Students don’t mind listening for a few minutes, but they also need to talk. If some students are virtual and others are in person, or if the entire class is virtual for a time, having a communications platform that enables genuine communication is key to your students’ growth. They need time to process what they have learned and time to discuss ideas amongst themselves. Use live chat, and allow students to have time to work collaboratively on group projects and questions.
5. Create a wide variety of shorter learning opportunities
All learners are different, and that means that your lessons should incorporate many different types of learning into your hybrid classroom. Have short video lectures, pre-recorded information, digital downloads, and video extensions. RingCentral allows for annotations and transcriptions so you can ensure all learners have equal access to reach lessons. Add time for class discussions and group work. By changing things up, you’ll help each learner find a groove and connect with the class materials.
6. Step away from the computer
Movement and brain breaks help students learn, according to Edmentum. These breaks also help you regain focus and enthusiasm as the teacher. Whether you’re at school or in your virtual classroom, make an effort to create intentional breaks between online and quiet activities so that your students can jump, stretch, and socialize. Even if you’re teaching older students, they’ll appreciate the break. Movement also reduces stress, so students will feel calm and more ready to engage with the topic at hand.

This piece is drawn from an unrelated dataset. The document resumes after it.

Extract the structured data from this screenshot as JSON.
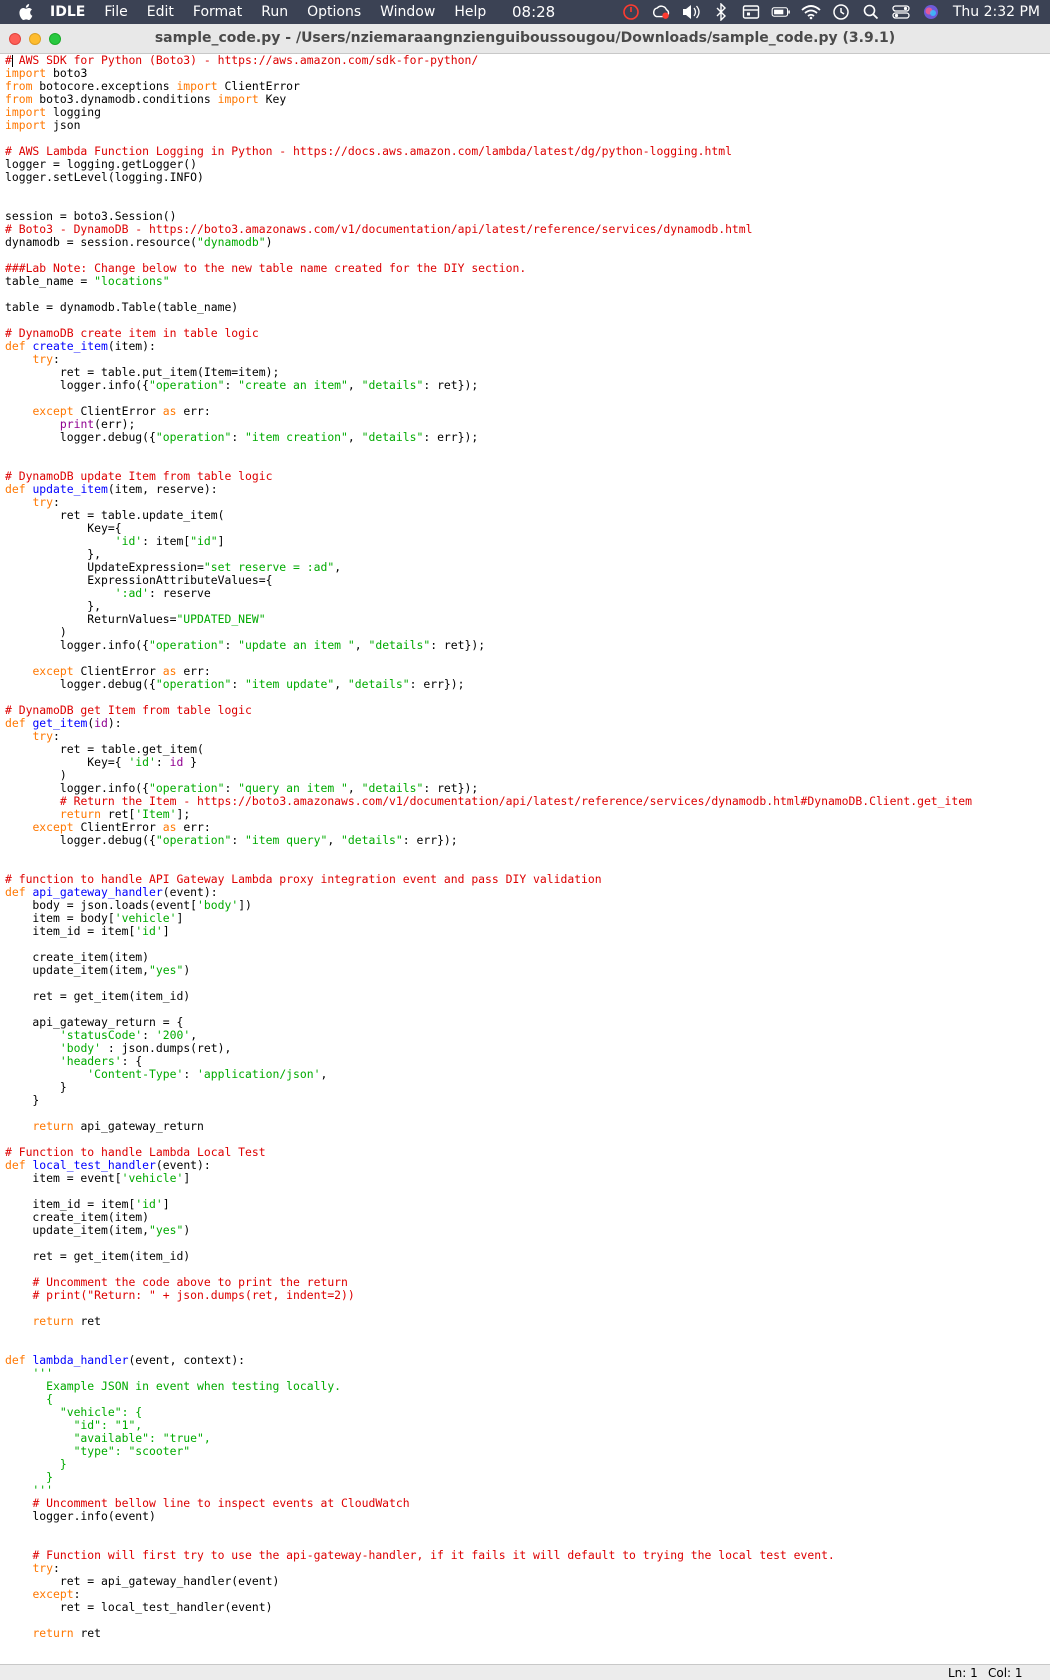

7. Incorporate real-life, hands-on experiences
Hands-on learning solidifies your students’ learning. Depending on the age of your students and the subjects you teach, hands-on learning can be quite different. It might look like a group English project in which students act out different characters, or it could be a science project that students create at home or in the classroom. When you’re designing your online lessons, make sure you incorporate hands-on elements to help students synthesize and apply what they have learned.
8. Intentionally create groups
Whether your students are completing group projects in an online or an in-person environment, it’s important to intentionally create the groups so that they have a positive social experience. This helps students contribute and learn. According to Brain-Based Learning, you should “use targeted, planned, diverse social groupings with mentoring, teams and buddy systems.” This can be especially important if you’re pulling together groups in an online learning environment since it’s harder for you to overhear and support the social interactions in online groups.
9. Create a differentiated learning environment
Many students have learning differences such as ADHD and dyslexia, and while they may compensate for them during class, it is helpful for students to have many different opportunities to engage with the content. Many of the strategies mentioned above will help your students with learning differences. For instance, providing visual content students can watch and listen to, such as videos, will help students with dyslexia understand your lessons more clearly. Providing movement breaks and chunking your content will help your students with ADHD. The methods above not only work for your typical students, but they also help address and support some of the learning differences in your hybrid classroom.
Communications platforms make it easy to set up a hybrid learning environment
Transitioning to the hybrid classroom has been a challenge for many students and educators. However, it is possible for this mixed model to be very successful for students and teachers alike. While providing brain-based education in a hybrid learning environment might seem like yet another difficult task, with communications platforms like RingCentral, it is easy to set up a flexible, adaptive virtual learning environment. Talk with us and see how it works today.
Originally published Mar 14, 2022